-- Opening Marker --
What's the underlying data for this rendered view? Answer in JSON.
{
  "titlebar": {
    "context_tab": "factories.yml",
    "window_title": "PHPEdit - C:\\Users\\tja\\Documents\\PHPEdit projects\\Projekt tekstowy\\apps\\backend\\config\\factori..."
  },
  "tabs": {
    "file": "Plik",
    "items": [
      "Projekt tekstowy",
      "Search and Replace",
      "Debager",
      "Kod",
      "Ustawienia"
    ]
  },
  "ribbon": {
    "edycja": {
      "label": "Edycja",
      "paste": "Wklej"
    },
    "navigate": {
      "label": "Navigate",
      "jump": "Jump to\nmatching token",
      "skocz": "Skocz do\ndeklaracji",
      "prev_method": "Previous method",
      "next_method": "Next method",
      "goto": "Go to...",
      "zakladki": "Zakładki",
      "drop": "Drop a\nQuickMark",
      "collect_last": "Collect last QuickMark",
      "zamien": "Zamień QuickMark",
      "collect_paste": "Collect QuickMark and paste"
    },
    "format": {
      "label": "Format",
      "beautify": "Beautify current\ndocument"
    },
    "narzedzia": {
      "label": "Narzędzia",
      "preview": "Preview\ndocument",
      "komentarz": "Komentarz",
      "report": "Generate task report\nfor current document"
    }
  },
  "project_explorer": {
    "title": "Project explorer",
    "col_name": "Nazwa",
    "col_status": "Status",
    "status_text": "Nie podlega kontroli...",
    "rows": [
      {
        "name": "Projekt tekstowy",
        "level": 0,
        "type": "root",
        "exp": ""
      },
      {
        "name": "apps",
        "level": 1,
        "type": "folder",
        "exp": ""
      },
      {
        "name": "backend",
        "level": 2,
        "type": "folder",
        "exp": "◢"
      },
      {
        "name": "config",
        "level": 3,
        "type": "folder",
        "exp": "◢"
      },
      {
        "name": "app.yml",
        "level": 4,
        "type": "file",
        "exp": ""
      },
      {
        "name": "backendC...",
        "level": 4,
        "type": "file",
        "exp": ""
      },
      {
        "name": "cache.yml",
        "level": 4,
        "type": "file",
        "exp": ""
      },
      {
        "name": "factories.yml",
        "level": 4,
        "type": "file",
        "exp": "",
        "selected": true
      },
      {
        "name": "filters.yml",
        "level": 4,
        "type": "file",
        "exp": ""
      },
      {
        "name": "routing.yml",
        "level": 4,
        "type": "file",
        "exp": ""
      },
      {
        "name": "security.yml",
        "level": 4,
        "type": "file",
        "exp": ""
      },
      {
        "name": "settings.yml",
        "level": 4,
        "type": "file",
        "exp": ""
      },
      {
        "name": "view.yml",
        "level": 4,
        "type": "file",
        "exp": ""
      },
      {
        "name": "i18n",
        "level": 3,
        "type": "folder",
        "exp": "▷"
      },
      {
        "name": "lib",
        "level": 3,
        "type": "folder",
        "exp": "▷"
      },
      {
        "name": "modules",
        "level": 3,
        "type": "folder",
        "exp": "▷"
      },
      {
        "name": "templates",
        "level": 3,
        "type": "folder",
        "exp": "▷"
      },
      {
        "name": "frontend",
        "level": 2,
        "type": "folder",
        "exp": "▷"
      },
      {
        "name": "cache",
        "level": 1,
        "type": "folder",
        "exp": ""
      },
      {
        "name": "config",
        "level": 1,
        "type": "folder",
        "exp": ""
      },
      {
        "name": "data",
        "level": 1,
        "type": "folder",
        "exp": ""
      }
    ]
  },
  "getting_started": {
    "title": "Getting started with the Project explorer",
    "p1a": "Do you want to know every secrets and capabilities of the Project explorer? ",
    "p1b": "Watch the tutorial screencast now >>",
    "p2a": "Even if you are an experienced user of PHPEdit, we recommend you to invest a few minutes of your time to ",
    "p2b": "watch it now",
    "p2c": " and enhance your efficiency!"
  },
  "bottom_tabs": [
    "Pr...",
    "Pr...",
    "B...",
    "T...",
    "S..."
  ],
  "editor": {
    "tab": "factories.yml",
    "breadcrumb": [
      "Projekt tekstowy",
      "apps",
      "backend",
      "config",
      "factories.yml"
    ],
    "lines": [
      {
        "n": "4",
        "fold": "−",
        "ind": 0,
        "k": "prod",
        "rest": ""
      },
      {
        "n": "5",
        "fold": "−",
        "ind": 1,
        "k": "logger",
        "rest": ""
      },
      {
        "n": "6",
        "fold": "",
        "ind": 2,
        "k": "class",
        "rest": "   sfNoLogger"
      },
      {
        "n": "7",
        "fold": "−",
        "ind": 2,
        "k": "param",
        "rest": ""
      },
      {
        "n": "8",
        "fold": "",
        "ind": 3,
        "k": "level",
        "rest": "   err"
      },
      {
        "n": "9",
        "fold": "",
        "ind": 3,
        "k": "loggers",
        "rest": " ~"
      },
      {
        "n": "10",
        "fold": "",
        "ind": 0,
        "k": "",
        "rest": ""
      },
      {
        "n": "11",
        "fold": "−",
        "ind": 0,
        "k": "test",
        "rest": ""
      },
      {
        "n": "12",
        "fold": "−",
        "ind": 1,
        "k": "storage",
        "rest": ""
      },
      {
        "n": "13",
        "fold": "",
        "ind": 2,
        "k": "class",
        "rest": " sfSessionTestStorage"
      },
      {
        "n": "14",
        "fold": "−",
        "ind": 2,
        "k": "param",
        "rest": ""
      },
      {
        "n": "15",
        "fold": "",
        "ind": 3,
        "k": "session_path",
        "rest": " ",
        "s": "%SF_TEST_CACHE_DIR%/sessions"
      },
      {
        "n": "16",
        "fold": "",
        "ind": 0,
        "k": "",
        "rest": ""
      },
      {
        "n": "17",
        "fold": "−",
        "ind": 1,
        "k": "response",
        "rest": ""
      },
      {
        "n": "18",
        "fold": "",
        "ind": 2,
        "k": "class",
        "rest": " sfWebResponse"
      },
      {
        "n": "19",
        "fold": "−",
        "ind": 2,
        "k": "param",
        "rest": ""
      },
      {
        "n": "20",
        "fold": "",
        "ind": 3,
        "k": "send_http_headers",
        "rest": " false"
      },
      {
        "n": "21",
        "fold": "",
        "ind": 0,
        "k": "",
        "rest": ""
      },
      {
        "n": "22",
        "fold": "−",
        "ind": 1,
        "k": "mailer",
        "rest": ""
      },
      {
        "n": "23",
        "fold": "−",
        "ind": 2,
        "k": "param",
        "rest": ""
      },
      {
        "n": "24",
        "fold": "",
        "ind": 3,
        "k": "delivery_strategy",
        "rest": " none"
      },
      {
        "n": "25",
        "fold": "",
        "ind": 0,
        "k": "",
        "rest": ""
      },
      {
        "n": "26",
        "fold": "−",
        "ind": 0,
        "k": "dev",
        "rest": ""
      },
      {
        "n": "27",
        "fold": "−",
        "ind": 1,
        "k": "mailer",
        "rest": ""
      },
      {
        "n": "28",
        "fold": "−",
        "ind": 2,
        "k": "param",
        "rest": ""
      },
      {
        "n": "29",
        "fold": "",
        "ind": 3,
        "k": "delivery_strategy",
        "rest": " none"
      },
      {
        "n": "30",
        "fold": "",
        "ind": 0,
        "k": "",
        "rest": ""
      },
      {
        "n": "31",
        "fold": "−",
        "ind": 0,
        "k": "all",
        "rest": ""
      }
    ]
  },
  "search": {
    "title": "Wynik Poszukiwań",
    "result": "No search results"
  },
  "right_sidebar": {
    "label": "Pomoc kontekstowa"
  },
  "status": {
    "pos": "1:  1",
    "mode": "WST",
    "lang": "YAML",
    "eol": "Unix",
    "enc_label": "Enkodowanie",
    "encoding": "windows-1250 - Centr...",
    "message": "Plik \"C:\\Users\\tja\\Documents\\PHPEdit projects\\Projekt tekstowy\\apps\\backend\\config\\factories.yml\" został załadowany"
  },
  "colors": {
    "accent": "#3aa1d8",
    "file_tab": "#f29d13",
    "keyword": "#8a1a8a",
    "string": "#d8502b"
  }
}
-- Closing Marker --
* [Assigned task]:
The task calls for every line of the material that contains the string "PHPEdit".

* [Expected output]:
    "window_title": "PHPEdit - C:\\Users\\tja\\Documents\\PHPEdit projects\\Projekt tekstowy\\apps\\backend\\config\\factori..."
    "p2a": "Even if you are an experienced user of PHPEdit, we recommend you to invest a few minutes of your time to ",
    "message": "Plik \"C:\\Users\\tja\\Documents\\PHPEdit projects\\Projekt tekstowy\\apps\\backend\\config\\factories.yml\" został załadowany"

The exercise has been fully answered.